* About this task
The required output is every record, reproduced exactly.

* Records provided
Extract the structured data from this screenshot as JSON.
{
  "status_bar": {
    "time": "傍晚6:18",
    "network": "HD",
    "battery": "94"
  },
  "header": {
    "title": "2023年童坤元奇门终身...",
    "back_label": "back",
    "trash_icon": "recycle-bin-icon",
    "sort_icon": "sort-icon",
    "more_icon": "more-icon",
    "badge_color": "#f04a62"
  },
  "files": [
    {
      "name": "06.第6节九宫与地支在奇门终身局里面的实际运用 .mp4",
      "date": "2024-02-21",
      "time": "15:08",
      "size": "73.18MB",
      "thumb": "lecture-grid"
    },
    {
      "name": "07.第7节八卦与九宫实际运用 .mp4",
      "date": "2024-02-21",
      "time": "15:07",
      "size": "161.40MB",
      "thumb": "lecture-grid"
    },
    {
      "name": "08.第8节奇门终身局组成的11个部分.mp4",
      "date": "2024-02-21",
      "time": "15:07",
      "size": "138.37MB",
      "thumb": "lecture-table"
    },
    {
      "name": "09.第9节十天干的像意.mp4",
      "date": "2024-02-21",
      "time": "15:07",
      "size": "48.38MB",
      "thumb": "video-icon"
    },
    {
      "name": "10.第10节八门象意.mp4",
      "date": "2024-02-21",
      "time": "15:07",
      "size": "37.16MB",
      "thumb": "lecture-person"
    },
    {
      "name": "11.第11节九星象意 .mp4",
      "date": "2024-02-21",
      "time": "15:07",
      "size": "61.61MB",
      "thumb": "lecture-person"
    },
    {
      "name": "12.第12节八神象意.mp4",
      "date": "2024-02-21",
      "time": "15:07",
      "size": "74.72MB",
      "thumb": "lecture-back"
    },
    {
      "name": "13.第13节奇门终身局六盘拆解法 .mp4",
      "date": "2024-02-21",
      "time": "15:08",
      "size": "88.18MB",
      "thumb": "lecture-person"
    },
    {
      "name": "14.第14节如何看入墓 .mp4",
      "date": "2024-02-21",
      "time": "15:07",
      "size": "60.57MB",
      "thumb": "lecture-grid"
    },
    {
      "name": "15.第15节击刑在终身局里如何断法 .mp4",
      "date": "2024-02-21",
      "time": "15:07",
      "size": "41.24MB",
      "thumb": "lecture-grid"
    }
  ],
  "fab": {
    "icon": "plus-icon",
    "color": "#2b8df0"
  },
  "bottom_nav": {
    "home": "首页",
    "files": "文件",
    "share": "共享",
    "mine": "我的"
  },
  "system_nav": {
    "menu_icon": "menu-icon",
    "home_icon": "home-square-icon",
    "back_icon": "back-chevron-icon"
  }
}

* Result of the task
Extract the structured data from this screenshot as JSON.
{
  "status_bar": {
    "time": "傍晚6:18",
    "network": "HD",
    "battery": "94"
  },
  "header": {
    "title": "2023年童坤元奇门终身...",
    "back_label": "back",
    "trash_icon": "recycle-bin-icon",
    "sort_icon": "sort-icon",
    "more_icon": "more-icon",
    "badge_color": "#f04a62"
  },
  "files": [
    {
      "name": "06.第6节九宫与地支在奇门终身局里面的实际运用 .mp4",
      "date": "2024-02-21",
      "time": "15:08",
      "size": "73.18MB",
      "thumb": "lecture-grid"
    },
    {
      "name": "07.第7节八卦与九宫实际运用 .mp4",
      "date": "2024-02-21",
      "time": "15:07",
      "size": "161.40MB",
      "thumb": "lecture-grid"
    },
    {
      "name": "08.第8节奇门终身局组成的11个部分.mp4",
      "date": "2024-02-21",
      "time": "15:07",
      "size": "138.37MB",
      "thumb": "lecture-table"
    },
    {
      "name": "09.第9节十天干的像意.mp4",
      "date": "2024-02-21",
      "time": "15:07",
      "size": "48.38MB",
      "thumb": "video-icon"
    },
    {
      "name": "10.第10节八门象意.mp4",
      "date": "2024-02-21",
      "time": "15:07",
      "size": "37.16MB",
      "thumb": "lecture-person"
    },
    {
      "name": "11.第11节九星象意 .mp4",
      "date": "2024-02-21",
      "time": "15:07",
      "size": "61.61MB",
      "thumb": "lecture-person"
    },
    {
      "name": "12.第12节八神象意.mp4",
      "date": "2024-02-21",
      "time": "15:07",
      "size": "74.72MB",
      "thumb": "lecture-back"
    },
    {
      "name": "13.第13节奇门终身局六盘拆解法 .mp4",
      "date": "2024-02-21",
      "time": "15:08",
      "size": "88.18MB",
      "thumb": "lecture-person"
    },
    {
      "name": "14.第14节如何看入墓 .mp4",
      "date": "2024-02-21",
      "time": "15:07",
      "size": "60.57MB",
      "thumb": "lecture-grid"
    },
    {
      "name": "15.第15节击刑在终身局里如何断法 .mp4",
      "date": "2024-02-21",
      "time": "15:07",
      "size": "41.24MB",
      "thumb": "lecture-grid"
    }
  ],
  "fab": {
    "icon": "plus-icon",
    "color": "#2b8df0"
  },
  "bottom_nav": {
    "home": "首页",
    "files": "文件",
    "share": "共享",
    "mine": "我的"
  },
  "system_nav": {
    "menu_icon": "menu-icon",
    "home_icon": "home-square-icon",
    "back_icon": "back-chevron-icon"
  }
}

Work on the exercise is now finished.